I was so busy in April that I just never got a chance to do a full review of this one. Such is the way it goes sometimes. However, it would be amiss to not include Naples' The Zenith Passage in a list of the best technical albums of 2016. What I love about this album is that it not only exhibits all of the best aspects of the genre, but also does a lot to carve a niche for itself with little stylistic touches. There are some killer freeform jazz sections, great use of proggy riffs that never sound quite the same, and use of electronic effects that reminds me about why I voted A Ritual Aura for the same reasons last year. "Holographic Principle II: Convergence," "Deus Deceptor," and "The Dissension Consensus" are all total shredders without losing sight of the songwriting. You also need to give props for invisible orange-inducing snarls and occasional symphonic additions. Sorry I missed you guys before, consider this an apology.
Inceste is an interpretation of the works of French aristocrat, libertine, and sadist, Marquis de Sade. I think NYC black metal band Imperial Triumphant have set out to pull some heads forcefully out of the sand to acknowledge the darker sides of society and human nature we like to pretend don't exist. But more importantly, the medium with which they have chosen to portray this information is a highly technical one. Compositions contort, twist, and lurch their way through a gauntlet of hedonism sometimes akin to Malthusian. Guitars have a vile, bent, out-of-tune sound that reminds me of French avantgarde acts like Peste Noire, and the drumming displays a dizzying array of approaches from blastbeats to a wonderful little jazz segment. Simply unmissable.
CB Murdoc's Here Be Dragons is filled with mind-bending extreme music that is not for the faint of heart. Like the creatures themselves, these tracks smell of brimstone and twist their scaled bodies through the darkness. And at the first opportunity, they will burn your sorry ass to the ground. Guitars spiral through various acrobatics of tapping, screeching, and djenting. Oh yeah, and on that last made up word, there is certainly some Meshuggah influence to the music as well. The weird rhythms, syncopated shifts in signature, and even some of the guitar riffs and vocals are all right out of the fellow Swedes' wheelhouse. Other fast favorite "Dither" sounds like it could have been included on Koloss. The embed for this one is not cooperating, so here's a DIRECT LINK TO THE ALBUM.
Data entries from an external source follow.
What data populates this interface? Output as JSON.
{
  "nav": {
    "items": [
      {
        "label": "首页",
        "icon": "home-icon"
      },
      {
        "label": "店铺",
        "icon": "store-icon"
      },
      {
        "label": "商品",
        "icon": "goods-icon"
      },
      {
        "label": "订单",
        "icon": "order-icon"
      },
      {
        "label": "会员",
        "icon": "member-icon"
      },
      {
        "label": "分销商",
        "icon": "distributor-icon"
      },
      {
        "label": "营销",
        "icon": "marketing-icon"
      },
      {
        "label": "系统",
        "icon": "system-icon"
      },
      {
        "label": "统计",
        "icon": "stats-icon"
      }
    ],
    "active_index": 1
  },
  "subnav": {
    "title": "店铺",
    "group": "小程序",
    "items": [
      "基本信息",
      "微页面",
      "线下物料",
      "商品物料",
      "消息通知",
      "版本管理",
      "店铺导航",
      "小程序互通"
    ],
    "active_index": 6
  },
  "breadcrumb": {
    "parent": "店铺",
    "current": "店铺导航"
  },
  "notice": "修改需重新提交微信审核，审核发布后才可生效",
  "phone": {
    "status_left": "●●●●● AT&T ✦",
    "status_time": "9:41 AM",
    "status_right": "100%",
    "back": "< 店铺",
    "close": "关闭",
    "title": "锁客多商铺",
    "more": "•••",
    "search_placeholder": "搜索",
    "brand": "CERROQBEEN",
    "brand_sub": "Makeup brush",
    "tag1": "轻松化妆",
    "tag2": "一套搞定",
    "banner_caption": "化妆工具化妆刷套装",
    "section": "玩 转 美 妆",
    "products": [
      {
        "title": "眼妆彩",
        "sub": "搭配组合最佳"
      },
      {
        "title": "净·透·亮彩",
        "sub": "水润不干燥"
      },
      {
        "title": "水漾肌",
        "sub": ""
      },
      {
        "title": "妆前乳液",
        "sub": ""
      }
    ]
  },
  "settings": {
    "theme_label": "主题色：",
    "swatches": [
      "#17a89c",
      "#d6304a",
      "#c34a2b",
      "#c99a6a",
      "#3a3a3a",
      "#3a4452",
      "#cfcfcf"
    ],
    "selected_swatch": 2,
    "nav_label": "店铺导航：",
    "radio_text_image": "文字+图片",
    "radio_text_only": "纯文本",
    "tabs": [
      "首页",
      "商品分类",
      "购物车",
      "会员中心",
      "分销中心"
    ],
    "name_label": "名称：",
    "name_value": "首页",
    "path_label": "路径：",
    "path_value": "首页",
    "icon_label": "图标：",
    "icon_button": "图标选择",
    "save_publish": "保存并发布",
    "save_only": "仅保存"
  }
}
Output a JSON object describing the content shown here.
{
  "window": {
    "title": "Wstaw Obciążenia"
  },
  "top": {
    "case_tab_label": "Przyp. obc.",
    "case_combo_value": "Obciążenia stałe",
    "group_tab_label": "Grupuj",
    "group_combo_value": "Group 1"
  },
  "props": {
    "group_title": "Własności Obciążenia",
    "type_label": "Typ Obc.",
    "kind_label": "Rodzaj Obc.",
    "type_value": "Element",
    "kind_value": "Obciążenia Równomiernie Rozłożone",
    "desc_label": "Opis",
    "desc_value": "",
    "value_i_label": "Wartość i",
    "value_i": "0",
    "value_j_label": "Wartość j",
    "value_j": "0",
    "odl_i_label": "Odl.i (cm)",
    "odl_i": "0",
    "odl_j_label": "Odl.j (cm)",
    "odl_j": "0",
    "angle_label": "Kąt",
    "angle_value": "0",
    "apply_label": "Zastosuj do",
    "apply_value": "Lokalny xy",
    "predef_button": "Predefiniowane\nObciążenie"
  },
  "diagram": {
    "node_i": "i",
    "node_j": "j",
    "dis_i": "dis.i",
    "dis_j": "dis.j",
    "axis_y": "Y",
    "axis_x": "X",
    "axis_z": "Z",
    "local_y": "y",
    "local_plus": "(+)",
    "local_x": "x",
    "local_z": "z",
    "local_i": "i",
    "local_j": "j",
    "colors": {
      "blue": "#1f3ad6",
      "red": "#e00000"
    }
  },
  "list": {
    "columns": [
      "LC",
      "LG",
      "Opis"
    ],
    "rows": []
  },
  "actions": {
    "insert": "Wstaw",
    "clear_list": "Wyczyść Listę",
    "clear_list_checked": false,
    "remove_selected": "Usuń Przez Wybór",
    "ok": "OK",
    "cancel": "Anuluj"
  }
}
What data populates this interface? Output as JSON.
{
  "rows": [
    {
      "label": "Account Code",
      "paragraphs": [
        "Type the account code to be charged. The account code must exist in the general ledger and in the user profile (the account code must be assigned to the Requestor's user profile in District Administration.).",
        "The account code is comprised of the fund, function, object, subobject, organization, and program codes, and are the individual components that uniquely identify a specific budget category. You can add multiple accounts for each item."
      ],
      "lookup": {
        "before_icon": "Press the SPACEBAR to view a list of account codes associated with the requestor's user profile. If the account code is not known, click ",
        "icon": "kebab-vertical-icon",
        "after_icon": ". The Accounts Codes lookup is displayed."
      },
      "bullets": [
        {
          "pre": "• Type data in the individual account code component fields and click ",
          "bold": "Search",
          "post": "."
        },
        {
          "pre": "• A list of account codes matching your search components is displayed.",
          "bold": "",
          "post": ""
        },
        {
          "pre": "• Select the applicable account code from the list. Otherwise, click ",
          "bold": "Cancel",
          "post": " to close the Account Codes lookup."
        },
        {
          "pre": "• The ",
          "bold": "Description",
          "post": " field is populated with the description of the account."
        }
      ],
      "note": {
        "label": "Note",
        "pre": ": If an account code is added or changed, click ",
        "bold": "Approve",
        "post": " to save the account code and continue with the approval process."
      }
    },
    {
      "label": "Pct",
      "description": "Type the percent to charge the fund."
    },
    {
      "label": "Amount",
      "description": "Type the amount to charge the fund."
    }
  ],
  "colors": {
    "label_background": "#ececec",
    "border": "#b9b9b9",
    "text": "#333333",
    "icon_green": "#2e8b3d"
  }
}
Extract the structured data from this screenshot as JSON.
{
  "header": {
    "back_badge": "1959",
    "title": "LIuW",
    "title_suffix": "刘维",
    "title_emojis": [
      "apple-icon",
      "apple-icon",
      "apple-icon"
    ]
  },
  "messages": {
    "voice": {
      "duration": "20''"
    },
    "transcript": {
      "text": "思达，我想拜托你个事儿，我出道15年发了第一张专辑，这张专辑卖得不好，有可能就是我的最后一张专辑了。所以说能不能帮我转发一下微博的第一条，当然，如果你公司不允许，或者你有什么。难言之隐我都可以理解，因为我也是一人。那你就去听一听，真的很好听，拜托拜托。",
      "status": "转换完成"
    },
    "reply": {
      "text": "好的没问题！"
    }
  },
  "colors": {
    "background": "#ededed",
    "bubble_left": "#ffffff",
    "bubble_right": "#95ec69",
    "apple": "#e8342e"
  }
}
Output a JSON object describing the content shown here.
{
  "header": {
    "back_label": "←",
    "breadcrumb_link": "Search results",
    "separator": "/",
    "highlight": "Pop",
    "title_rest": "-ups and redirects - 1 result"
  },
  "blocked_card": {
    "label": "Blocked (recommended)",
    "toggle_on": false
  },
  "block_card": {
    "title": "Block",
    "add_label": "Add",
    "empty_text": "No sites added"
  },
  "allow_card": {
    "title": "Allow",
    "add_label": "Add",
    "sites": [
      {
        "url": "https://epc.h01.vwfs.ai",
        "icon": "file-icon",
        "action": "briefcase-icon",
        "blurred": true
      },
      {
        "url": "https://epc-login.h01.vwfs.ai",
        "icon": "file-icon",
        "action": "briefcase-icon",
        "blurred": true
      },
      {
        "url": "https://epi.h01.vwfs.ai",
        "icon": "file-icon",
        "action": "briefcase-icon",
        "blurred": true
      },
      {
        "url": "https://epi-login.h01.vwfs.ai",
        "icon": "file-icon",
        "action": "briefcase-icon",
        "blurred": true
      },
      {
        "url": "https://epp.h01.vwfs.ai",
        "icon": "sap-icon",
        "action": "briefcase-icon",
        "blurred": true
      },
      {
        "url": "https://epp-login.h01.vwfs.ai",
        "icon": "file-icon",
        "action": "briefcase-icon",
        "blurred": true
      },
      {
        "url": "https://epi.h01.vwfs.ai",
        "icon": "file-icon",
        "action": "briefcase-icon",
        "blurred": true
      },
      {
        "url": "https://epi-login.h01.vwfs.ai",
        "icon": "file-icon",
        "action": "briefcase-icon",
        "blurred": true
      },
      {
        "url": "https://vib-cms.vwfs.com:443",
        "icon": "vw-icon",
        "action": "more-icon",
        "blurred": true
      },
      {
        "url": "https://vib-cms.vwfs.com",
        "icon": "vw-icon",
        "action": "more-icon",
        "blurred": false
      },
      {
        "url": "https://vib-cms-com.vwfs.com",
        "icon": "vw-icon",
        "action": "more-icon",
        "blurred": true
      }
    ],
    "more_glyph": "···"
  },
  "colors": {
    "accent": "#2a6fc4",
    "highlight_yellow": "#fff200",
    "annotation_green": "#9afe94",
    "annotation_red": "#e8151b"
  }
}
Could it really be anything else? Wormed is a scifi-themed brutal tech/death/grind band from Madrid, Spain. If you can decipher a single word from Phlegeton's performance (aside from the brief spoken word additions), you clearly have more metal ears than I. It is a cacophony of early Cannibal Corpse grunts and various other guttural noises. These songs do everything right when it comes to being extreme and technical. The drums are amazingly varied with a lot of great breaks and changes to emphasize the performance. The guitar licks are utterly insane both in their evil-sounding qualities and confusing-orgasm inducing speed and technicality. Krighsu is quite simply on another level.